### Instructions to follow:
Using the records below, copy every line that holds the string "value".

### Listed records:

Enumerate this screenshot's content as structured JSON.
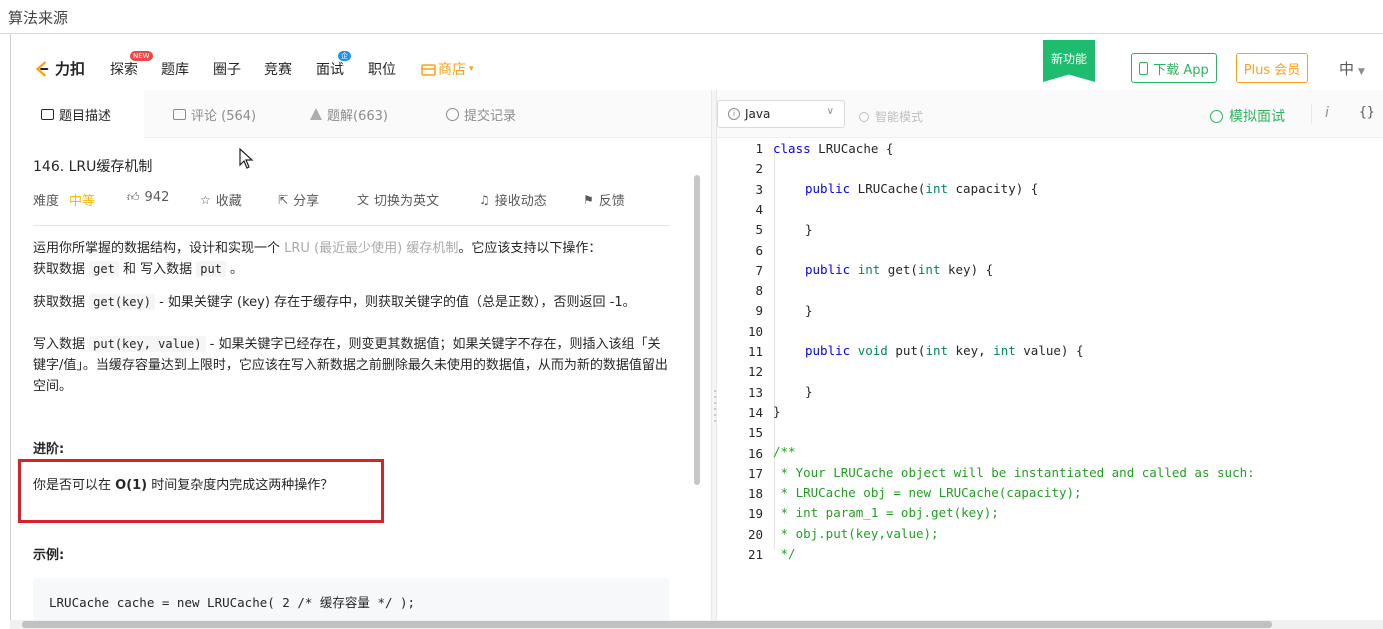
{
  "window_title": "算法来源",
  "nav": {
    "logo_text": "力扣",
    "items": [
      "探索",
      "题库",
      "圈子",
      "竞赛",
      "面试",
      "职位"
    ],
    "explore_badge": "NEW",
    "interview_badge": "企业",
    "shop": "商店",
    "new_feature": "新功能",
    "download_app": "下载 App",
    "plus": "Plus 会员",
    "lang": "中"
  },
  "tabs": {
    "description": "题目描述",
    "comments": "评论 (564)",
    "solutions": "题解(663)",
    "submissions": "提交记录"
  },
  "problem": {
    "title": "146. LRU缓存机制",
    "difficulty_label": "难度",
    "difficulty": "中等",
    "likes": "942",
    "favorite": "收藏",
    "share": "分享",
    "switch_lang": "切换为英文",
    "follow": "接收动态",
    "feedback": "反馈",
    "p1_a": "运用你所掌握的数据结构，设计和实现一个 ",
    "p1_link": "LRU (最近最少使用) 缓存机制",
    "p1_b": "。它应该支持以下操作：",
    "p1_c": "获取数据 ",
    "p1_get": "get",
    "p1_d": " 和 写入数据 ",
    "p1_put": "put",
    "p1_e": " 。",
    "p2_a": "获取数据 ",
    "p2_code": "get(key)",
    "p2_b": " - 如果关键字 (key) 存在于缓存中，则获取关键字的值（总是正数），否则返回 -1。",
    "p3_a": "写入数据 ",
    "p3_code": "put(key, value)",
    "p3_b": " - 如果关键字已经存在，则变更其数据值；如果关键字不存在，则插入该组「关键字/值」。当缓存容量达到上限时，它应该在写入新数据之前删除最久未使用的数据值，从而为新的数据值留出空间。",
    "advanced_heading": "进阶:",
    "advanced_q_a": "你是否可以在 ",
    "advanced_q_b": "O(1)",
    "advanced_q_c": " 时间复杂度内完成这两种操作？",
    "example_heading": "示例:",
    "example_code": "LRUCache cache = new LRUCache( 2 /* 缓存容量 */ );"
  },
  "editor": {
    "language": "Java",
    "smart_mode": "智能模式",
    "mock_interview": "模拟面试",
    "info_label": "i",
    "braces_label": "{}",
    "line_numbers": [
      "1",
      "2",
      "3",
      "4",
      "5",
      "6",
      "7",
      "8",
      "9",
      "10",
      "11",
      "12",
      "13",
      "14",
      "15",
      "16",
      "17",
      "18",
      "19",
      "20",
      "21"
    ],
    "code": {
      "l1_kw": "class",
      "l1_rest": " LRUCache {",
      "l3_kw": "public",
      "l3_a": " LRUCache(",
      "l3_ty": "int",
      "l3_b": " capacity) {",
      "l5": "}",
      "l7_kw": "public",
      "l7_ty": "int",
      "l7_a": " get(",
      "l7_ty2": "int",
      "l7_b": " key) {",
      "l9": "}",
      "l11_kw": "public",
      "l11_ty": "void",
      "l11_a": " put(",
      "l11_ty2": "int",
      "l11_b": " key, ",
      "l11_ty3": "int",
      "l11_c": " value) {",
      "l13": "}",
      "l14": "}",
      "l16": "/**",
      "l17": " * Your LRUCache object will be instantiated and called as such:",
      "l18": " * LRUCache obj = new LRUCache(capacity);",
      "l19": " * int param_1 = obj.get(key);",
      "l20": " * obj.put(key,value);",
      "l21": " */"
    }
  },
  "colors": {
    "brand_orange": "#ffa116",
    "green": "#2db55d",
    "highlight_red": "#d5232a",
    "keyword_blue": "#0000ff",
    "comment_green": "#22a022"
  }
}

### Result below:
    "p3_code": "put(key, value)",
      "l11_c": " value) {",
      "l20": " * obj.put(key,value);",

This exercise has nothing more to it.